Gui Minhai, a Hong Kong-based, Swedish publisher of books critical of China’s leaders, was abducted in Thailand in 2015, one of five people in the Hong Kong book trade who went missing that year and later appeared in custody in mainland China.
The detentions have stirred worries among some people in Hong Kong about creeping Chinese Communist Party interference despite a guarantee of wide-ranging freedoms for the former British colony which returned to Chinese rule in 1997.
Gui, 53, was released from custody last October, but his whereabouts were unclear until January when his daughter said he was seized by Chinese agents onboard a Beijing-bound train while in the presence of two Swedish diplomats.
China confirmed last month that it had detained Gui.
Swedish Foreign Minister Margot Wallstrom said a Swedish doctor who had been sent to Gui had been denied permission to meet him on Wednesday, but Chinese Foreign Ministry spokesman Geng Shuang rejected that account.
“Although the Swedish doctor came without being invited, the Chinese side still gave the news to Gui Minhai that the Swedish doctor had come to perform a medical examination,” Geng told a daily news briefing.
“According to what I understand, previously the Chinese side had already arranged for experts to diagnose Gui Minhai. His mental and physical health are good, and he said that at the moment he does not want to see the Swedish doctor,” he added.
China had already informed Sweden of this, and hoped Sweden could respect this, Geng said.

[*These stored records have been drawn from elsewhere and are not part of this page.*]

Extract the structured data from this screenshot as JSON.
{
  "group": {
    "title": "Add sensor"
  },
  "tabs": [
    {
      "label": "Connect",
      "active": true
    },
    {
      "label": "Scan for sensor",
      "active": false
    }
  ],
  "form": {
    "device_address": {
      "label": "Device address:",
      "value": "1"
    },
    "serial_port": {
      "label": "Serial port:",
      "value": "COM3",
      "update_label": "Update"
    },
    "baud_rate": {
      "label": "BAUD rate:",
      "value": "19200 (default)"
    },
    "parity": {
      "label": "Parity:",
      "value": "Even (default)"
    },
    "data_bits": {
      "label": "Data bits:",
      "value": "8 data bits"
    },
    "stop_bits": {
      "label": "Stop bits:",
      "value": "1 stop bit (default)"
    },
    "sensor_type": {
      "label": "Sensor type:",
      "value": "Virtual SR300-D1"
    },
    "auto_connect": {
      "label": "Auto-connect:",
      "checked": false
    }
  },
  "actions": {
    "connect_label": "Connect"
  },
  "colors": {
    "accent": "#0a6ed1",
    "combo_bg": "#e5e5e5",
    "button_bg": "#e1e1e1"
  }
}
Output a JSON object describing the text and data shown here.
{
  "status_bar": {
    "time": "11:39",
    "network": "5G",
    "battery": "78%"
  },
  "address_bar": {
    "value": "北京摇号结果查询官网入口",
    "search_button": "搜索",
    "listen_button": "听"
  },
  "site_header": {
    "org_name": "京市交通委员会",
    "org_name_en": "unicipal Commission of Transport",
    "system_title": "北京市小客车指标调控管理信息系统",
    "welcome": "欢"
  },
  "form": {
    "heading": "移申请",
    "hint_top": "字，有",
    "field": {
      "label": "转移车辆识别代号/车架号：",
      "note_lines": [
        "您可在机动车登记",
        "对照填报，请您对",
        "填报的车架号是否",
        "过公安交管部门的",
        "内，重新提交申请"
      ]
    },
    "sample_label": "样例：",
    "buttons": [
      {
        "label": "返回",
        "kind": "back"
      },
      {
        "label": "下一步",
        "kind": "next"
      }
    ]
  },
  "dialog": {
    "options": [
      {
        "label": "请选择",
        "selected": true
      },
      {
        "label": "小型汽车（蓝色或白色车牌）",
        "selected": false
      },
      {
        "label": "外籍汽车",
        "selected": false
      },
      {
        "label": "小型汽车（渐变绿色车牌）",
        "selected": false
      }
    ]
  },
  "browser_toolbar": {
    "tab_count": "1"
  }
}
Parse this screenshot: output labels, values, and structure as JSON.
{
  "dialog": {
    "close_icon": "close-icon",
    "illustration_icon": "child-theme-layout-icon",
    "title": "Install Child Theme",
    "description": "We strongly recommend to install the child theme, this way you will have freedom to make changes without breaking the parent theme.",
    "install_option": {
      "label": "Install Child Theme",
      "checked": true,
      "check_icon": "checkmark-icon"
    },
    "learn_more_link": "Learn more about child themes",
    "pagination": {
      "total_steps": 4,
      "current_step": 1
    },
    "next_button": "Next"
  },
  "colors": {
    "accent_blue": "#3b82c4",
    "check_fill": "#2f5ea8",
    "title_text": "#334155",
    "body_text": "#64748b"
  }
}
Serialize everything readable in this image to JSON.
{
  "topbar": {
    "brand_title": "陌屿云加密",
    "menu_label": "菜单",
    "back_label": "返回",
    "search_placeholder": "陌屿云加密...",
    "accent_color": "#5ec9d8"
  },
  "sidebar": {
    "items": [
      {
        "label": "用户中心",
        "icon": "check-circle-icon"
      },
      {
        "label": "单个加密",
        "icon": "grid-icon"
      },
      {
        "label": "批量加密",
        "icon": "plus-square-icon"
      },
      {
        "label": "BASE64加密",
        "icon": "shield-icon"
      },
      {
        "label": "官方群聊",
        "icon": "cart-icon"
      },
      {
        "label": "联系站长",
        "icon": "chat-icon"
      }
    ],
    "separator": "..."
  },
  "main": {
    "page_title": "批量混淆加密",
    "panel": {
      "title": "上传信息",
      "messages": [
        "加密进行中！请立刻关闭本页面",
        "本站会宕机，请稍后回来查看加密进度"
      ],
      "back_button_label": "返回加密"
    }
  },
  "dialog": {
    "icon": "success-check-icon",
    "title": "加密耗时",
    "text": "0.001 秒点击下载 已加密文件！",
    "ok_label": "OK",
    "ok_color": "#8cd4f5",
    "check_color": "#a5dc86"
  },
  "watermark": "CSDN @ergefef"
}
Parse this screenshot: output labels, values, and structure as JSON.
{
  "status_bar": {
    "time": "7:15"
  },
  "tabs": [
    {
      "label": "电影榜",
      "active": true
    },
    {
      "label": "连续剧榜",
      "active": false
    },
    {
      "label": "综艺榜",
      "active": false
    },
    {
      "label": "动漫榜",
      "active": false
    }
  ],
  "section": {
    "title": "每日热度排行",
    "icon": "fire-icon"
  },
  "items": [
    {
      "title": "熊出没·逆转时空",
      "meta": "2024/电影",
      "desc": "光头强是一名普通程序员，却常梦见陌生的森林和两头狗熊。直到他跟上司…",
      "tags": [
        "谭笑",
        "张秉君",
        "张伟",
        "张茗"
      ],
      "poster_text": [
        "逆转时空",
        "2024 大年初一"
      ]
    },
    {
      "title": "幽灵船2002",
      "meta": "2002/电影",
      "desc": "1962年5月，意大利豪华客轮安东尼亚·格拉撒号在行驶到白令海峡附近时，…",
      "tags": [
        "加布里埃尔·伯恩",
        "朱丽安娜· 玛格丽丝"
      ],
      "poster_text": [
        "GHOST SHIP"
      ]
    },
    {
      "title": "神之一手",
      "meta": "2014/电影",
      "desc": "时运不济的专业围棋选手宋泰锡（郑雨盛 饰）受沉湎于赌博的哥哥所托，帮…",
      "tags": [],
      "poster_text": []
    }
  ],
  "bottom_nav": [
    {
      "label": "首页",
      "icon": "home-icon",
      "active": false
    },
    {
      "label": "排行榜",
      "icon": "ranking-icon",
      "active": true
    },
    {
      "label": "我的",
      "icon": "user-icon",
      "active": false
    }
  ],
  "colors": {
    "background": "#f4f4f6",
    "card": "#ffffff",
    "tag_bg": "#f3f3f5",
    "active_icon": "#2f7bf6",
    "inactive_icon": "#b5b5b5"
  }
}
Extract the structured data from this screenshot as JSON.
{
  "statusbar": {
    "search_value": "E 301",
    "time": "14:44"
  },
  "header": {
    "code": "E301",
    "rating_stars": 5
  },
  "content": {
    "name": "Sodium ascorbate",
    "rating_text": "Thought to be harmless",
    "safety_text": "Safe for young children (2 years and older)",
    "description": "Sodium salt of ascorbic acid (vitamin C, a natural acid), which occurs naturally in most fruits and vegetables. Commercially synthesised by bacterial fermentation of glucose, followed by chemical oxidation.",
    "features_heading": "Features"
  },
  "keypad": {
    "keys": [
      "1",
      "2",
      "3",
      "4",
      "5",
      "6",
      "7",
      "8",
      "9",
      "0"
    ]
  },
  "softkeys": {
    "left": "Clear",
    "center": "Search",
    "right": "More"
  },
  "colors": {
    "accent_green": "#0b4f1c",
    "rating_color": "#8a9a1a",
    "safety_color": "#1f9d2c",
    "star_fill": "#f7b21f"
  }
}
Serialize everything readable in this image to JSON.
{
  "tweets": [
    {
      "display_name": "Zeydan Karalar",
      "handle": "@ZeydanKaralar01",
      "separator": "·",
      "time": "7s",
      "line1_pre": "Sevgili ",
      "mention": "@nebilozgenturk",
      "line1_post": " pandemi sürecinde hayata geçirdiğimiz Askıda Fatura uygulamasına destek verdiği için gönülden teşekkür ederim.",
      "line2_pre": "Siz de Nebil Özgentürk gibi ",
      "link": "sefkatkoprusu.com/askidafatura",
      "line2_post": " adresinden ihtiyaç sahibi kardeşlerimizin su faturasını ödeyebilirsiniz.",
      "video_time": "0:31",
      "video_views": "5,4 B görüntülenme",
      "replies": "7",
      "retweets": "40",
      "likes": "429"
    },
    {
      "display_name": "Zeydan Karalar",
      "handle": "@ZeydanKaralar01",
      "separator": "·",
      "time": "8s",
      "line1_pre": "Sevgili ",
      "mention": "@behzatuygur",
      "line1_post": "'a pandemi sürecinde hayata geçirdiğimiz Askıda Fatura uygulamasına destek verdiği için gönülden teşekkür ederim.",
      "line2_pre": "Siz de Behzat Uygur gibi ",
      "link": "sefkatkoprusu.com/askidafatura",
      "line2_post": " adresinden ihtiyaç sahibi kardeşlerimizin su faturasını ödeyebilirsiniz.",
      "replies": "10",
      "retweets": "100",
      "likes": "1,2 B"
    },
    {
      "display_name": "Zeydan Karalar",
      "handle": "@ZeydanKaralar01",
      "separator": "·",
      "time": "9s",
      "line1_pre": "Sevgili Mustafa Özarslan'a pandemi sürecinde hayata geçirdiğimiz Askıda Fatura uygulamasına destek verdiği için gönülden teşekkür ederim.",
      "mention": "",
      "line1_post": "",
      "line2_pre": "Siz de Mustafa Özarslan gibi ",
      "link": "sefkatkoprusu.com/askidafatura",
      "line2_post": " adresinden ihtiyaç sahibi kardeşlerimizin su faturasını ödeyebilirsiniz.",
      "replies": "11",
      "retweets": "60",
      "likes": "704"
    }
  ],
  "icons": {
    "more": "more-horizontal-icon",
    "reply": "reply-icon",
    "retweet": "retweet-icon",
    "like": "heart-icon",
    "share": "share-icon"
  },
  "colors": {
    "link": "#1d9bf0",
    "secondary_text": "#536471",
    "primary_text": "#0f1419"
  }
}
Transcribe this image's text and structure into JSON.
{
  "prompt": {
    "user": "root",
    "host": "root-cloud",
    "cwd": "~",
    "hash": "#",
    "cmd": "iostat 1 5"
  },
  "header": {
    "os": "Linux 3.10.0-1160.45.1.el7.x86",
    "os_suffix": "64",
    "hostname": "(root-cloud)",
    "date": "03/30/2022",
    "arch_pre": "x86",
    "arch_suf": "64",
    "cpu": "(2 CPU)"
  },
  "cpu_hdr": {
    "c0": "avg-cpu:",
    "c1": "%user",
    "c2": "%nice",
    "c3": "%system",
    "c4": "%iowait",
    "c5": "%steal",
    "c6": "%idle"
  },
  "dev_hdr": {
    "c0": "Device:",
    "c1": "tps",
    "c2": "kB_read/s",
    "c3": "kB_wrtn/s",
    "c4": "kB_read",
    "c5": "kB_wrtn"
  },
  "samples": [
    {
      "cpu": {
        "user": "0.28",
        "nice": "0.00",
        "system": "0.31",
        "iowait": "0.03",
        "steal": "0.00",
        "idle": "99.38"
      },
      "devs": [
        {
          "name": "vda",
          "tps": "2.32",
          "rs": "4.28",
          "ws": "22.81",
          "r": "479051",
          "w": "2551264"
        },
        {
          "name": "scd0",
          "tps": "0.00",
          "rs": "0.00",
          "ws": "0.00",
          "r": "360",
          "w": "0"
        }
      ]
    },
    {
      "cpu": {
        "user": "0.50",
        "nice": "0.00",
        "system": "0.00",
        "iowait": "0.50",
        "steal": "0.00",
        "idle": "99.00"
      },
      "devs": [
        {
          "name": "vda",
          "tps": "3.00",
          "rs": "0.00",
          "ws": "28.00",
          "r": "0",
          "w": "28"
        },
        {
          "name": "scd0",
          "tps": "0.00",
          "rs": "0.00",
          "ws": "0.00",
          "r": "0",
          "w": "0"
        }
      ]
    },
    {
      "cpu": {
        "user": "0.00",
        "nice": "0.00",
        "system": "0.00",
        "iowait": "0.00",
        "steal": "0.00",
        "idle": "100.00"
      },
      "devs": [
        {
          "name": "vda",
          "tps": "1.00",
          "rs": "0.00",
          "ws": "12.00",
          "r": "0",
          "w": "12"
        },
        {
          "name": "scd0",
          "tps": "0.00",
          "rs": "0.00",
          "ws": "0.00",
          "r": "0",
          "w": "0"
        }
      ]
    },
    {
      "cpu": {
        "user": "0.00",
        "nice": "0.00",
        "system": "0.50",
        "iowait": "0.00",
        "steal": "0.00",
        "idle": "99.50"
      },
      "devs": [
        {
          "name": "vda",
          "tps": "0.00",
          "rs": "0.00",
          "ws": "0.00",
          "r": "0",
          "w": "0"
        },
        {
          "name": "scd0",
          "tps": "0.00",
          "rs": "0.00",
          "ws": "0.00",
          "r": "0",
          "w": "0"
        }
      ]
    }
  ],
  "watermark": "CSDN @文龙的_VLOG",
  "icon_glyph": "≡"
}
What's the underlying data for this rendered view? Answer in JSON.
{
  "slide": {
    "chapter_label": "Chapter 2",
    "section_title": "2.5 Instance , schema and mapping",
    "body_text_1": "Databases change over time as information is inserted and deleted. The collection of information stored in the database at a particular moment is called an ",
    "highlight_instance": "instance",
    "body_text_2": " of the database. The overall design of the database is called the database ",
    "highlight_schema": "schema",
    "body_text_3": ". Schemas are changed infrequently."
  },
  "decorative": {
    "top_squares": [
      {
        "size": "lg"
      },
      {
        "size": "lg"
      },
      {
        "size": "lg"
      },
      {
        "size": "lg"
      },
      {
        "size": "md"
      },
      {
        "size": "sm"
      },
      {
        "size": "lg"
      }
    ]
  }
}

“As for the Swedish side’s unwarranted criticism, China absolutely cannot accept it.”
Reporting by Ben Blanchard; Editing by Robert Birsel